City Guide to Edinburgh, Scotland

City Guide to Edinburgh, Scotland

MSP Hopes To Spur Micro-Energy Uptake by Scots


By edg - Posted on 02 October 2007

By 2030 many houses in Scotland could be independent of the national grid, powered autonomously, sharing, redistributing and trading locally-generated electricty, and using micro-energy production and conservation technology to produce three quarters of the country's energy requirements.

Initiatives like replacing old boilers with generators that both heat the building and produce electricity, solar panels for summer months, and occasionally wind turbines, are already gaining some steam. However, for progress to happen on any significant scale it will require changes in building planning and standards.

It is with this in mind that Sarah Boyack, MSP for Edinburgh Central, is introducing a new Member's Bill, the The Energy Efficiency and Micro-Generation (Scotland) Bill.
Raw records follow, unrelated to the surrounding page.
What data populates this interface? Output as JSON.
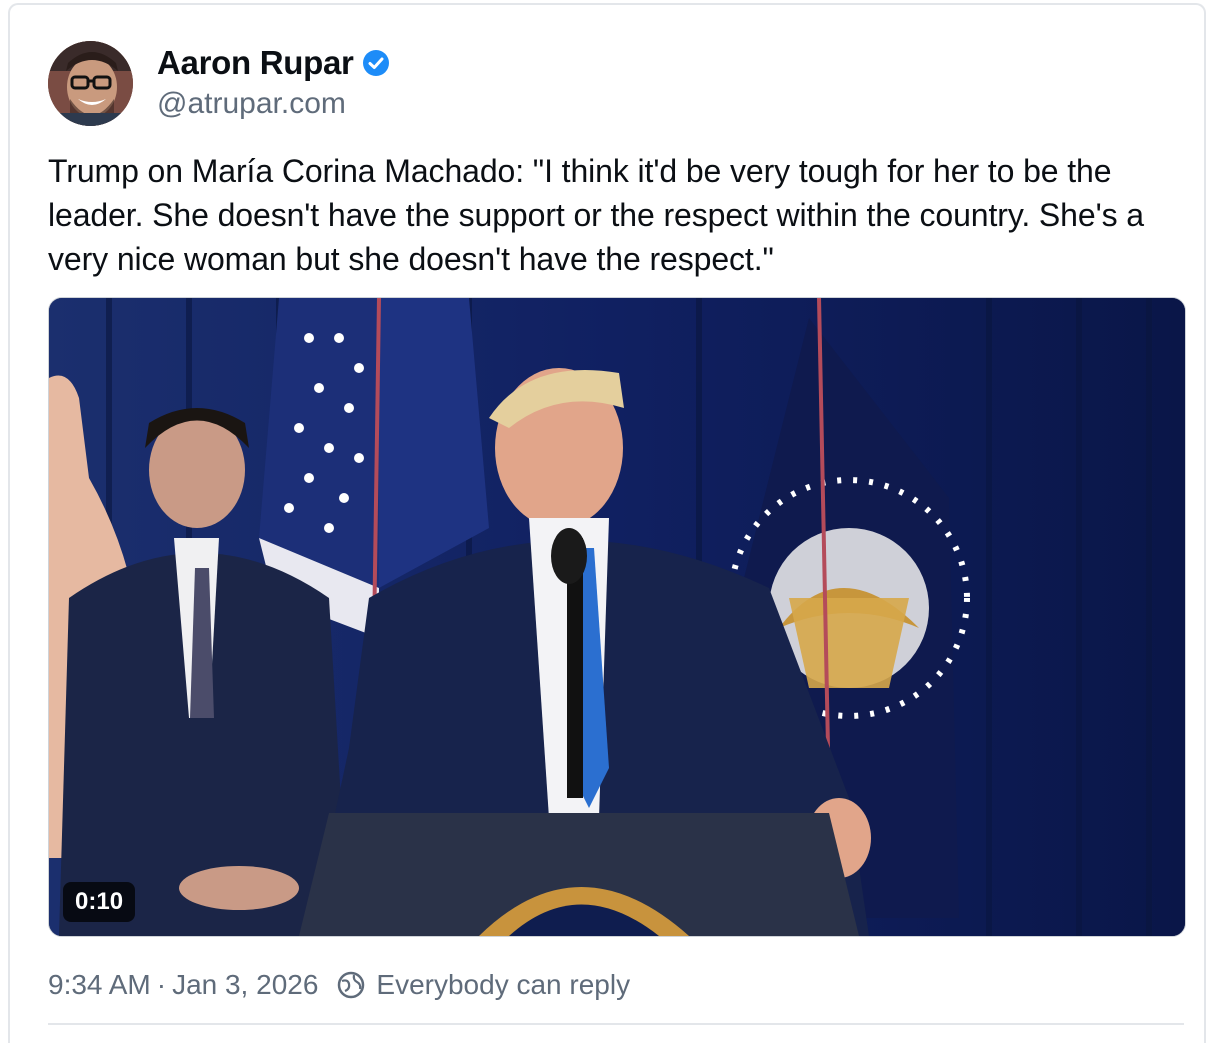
{
  "author": {
    "display_name": "Aaron Rupar",
    "handle": "@atrupar.com",
    "verified": true,
    "avatar_icon": "avatar-photo",
    "verified_icon": "verified-badge-icon",
    "verified_color": "#1d8cf8"
  },
  "post": {
    "text": "Trump on María Corina Machado: \"I think it'd be very tough for her to be the leader. She doesn't have the support or the respect within the country. She's a very nice woman but she doesn't have the respect.\""
  },
  "video": {
    "duration": "0:10",
    "content_icon": "video-thumbnail-press-briefing"
  },
  "meta": {
    "time": "9:34 AM",
    "separator": "·",
    "date": "Jan 3, 2026",
    "reply_setting_icon": "globe-reply-icon",
    "reply_setting": "Everybody can reply"
  },
  "colors": {
    "text_primary": "#0b0f14",
    "text_secondary": "#5f6b7a",
    "border": "#e3e6ea",
    "curtain": "#0e1d52"
  }
}
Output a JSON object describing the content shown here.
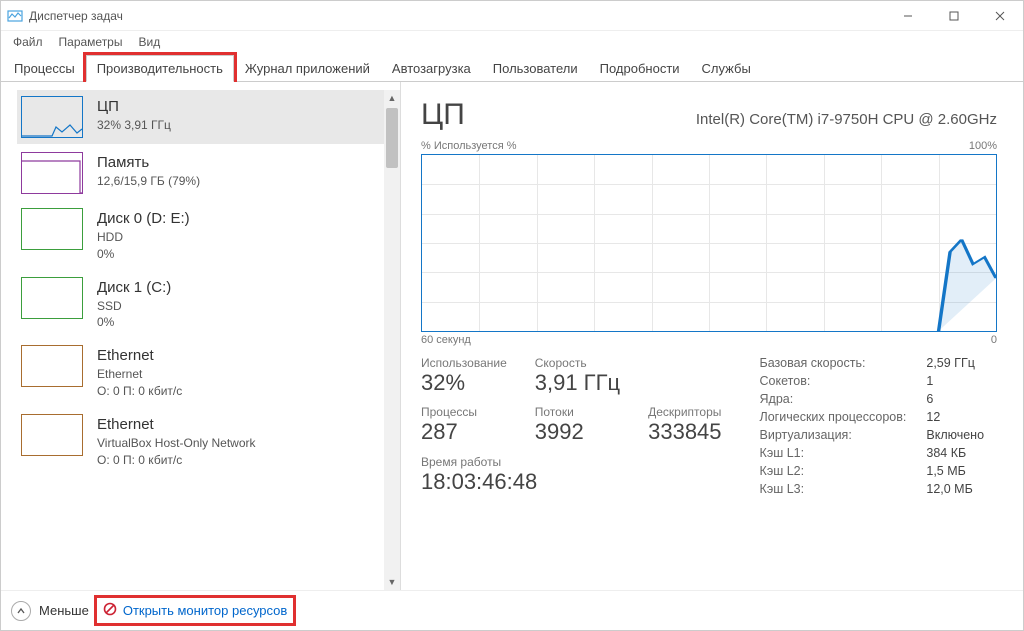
{
  "window": {
    "title": "Диспетчер задач"
  },
  "menu": {
    "file": "Файл",
    "params": "Параметры",
    "view": "Вид"
  },
  "tabs": {
    "processes": "Процессы",
    "performance": "Производительность",
    "app_history": "Журнал приложений",
    "startup": "Автозагрузка",
    "users": "Пользователи",
    "details": "Подробности",
    "services": "Службы"
  },
  "sidebar": {
    "items": [
      {
        "title": "ЦП",
        "sub": "32% 3,91 ГГц",
        "kind": "cpu",
        "selected": true
      },
      {
        "title": "Память",
        "sub": "12,6/15,9 ГБ (79%)",
        "kind": "mem"
      },
      {
        "title": "Диск 0 (D: E:)",
        "sub": "HDD",
        "sub2": "0%",
        "kind": "disk"
      },
      {
        "title": "Диск 1 (C:)",
        "sub": "SSD",
        "sub2": "0%",
        "kind": "disk"
      },
      {
        "title": "Ethernet",
        "sub": "Ethernet",
        "sub2": "О: 0 П: 0 кбит/с",
        "kind": "net"
      },
      {
        "title": "Ethernet",
        "sub": "VirtualBox Host-Only Network",
        "sub2": "О: 0 П: 0 кбит/с",
        "kind": "net"
      }
    ]
  },
  "footer": {
    "less": "Меньше",
    "open_resmon": "Открыть монитор ресурсов"
  },
  "detail": {
    "heading": "ЦП",
    "cpu_name": "Intel(R) Core(TM) i7-9750H CPU @ 2.60GHz",
    "graph_top_left": "% Используется %",
    "graph_top_right": "100%",
    "graph_bottom_left": "60 секунд",
    "graph_bottom_right": "0",
    "stats_left": [
      {
        "label": "Использование",
        "value": "32%"
      },
      {
        "label": "Скорость",
        "value": "3,91 ГГц"
      },
      {
        "label": "Процессы",
        "value": "287"
      },
      {
        "label": "Потоки",
        "value": "3992"
      },
      {
        "label": "Дескрипторы",
        "value": "333845"
      },
      {
        "label": "Время работы",
        "value": "18:03:46:48"
      }
    ],
    "stats_right": [
      {
        "k": "Базовая скорость:",
        "v": "2,59 ГГц"
      },
      {
        "k": "Сокетов:",
        "v": "1"
      },
      {
        "k": "Ядра:",
        "v": "6"
      },
      {
        "k": "Логических процессоров:",
        "v": "12"
      },
      {
        "k": "Виртуализация:",
        "v": "Включено"
      },
      {
        "k": "Кэш L1:",
        "v": "384 КБ"
      },
      {
        "k": "Кэш L2:",
        "v": "1,5 МБ"
      },
      {
        "k": "Кэш L3:",
        "v": "12,0 МБ"
      }
    ]
  }
}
She hopes it will speed the introduction of micro-electricity generation in Scottish houses and help reduce Scotland's carbon footprint.

"The proposals in my Member's Bill have massive potential to benefit
people by helping to keep their homes warm, improving their energy
security and reducing their impact on the planet too," says Sarah Boyack.
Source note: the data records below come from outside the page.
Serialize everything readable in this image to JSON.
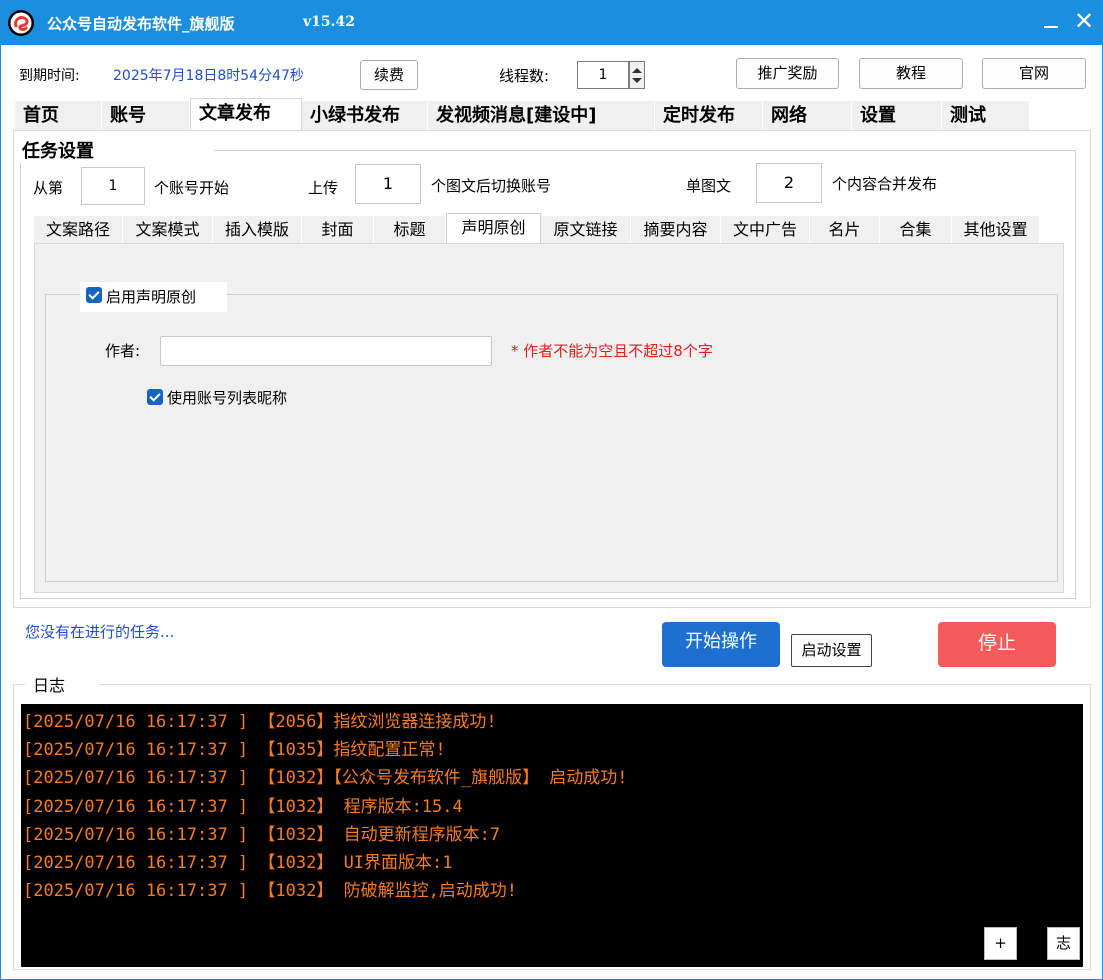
{
  "window": {
    "title": "公众号自动发布软件_旗舰版",
    "version": "v15.42"
  },
  "topbar": {
    "expire_label": "到期时间:",
    "expire_value": "2025年7月18日8时54分47秒",
    "renew_label": "续费",
    "threads_label": "线程数:",
    "threads_value": "1",
    "promote_label": "推广奖励",
    "tutorial_label": "教程",
    "website_label": "官网"
  },
  "main_tabs": [
    {
      "label": "首页"
    },
    {
      "label": "账号"
    },
    {
      "label": "文章发布",
      "active": true
    },
    {
      "label": "小绿书发布"
    },
    {
      "label": "发视频消息[建设中]"
    },
    {
      "label": "定时发布"
    },
    {
      "label": "网络"
    },
    {
      "label": "设置"
    },
    {
      "label": "测试"
    }
  ],
  "task": {
    "legend": "任务设置",
    "from_label": "从第",
    "from_value": "1",
    "from_suffix": "个账号开始",
    "upload_label": "上传",
    "upload_value": "1",
    "upload_suffix": "个图文后切换账号",
    "single_label": "单图文",
    "single_value": "2",
    "single_suffix": "个内容合并发布"
  },
  "sub_tabs": [
    {
      "label": "文案路径"
    },
    {
      "label": "文案模式"
    },
    {
      "label": "插入模版"
    },
    {
      "label": "封面"
    },
    {
      "label": "标题"
    },
    {
      "label": "声明原创",
      "active": true
    },
    {
      "label": "原文链接"
    },
    {
      "label": "摘要内容"
    },
    {
      "label": "文中广告"
    },
    {
      "label": "名片"
    },
    {
      "label": "合集"
    },
    {
      "label": "其他设置"
    }
  ],
  "original": {
    "enable_label": "启用声明原创",
    "enable_checked": true,
    "author_label": "作者:",
    "author_value": "",
    "author_hint": "* 作者不能为空且不超过8个字",
    "use_nick_label": "使用账号列表昵称",
    "use_nick_checked": true
  },
  "status": {
    "text": "您没有在进行的任务...",
    "start_label": "开始操作",
    "startup_settings_label": "启动设置",
    "stop_label": "停止"
  },
  "log": {
    "legend": "日志",
    "lines": [
      "[2025/07/16 16:17:37 ] 【2056】指纹浏览器连接成功!",
      "[2025/07/16 16:17:37 ] 【1035】指纹配置正常!",
      "[2025/07/16 16:17:37 ] 【1032】【公众号发布软件_旗舰版】 启动成功!",
      "[2025/07/16 16:17:37 ] 【1032】 程序版本:15.4",
      "[2025/07/16 16:17:37 ] 【1032】 自动更新程序版本:7",
      "[2025/07/16 16:17:37 ] 【1032】 UI界面版本:1",
      "[2025/07/16 16:17:37 ] 【1032】 防破解监控,启动成功!"
    ],
    "plus_label": "+",
    "clear_label": "志"
  },
  "colors": {
    "titlebar": "#1a8fe0",
    "start_button": "#1d6fd0",
    "stop_button": "#f45b5b",
    "log_text": "#f57c1f",
    "hint_text": "#e0201f",
    "link_text": "#1f4fd1"
  },
  "icons": {
    "app_logo": "app-logo-icon",
    "minimize": "minimize-icon",
    "close": "close-icon",
    "checkbox": "checkbox-checked-icon",
    "spinner": "spinner-arrows-icon"
  }
}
The new legislation would require all new buildings to
include capacity for small-scale electricity generation and provide
incentives, such as reduced business rates or reductions on Council
tax, for developments that incorporate certified measures.
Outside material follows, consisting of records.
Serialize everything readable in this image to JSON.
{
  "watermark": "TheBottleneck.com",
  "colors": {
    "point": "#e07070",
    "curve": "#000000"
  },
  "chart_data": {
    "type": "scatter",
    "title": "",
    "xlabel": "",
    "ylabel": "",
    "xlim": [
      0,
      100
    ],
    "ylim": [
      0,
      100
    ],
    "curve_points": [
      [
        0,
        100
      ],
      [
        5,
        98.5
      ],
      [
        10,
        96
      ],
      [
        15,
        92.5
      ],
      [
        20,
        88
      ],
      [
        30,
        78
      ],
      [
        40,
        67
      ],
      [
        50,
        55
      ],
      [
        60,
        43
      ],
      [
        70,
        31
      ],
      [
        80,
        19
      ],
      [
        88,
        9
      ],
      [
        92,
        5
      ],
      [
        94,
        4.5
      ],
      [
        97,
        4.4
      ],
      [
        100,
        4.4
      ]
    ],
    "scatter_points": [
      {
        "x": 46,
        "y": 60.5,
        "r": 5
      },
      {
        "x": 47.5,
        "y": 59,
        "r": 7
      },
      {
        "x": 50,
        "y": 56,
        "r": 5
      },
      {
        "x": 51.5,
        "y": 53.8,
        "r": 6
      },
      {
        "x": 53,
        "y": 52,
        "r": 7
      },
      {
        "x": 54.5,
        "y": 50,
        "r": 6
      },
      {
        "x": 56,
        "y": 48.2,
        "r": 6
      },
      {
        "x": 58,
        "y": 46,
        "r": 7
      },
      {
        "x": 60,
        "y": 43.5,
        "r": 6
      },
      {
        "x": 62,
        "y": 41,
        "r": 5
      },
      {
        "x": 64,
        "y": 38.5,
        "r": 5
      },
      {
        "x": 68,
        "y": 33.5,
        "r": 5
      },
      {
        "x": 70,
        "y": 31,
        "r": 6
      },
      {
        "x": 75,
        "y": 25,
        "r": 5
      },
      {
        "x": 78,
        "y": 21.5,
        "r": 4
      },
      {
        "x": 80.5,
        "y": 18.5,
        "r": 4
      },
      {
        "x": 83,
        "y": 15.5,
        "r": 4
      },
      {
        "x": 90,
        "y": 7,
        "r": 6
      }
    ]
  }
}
It would
also require Scottish Government to set targets for micro-generation
and for local authorities to consider the role such technology can play
in achieving sustainable energy, by setting targets and strategies to
take this forward.

The proposal has broad support from organisations with an interest in the environment, fuel poverty and industry, such as WWF Scotland and Scottish Renewables, the green energy trade body.

"Business as usual will
not eradicate fuel poverty by 2016 we need to embrace micro-renewables
if we are to have a real chance of reaching our targets," Norman Kerr, Director of Energy Action Scotland.

"Sarah Boyack's Bill will help mainstream micro renewables in Scotland
and help the micro renewables sector boost Scotland's economy," says
Jason Ormiston, Chief Executive of Scottish Renewables.

The Bill has met with luke warm response from Cabinet Secretary for Finance and Sustainable
Growth, John Swinney MSP. Last month he told Sarah Boyack that the Scottish
Government would not be supporting her Member's Bill but may take up some of the provisions
within the Bill in the forthcoming Government Bill on Climate Change.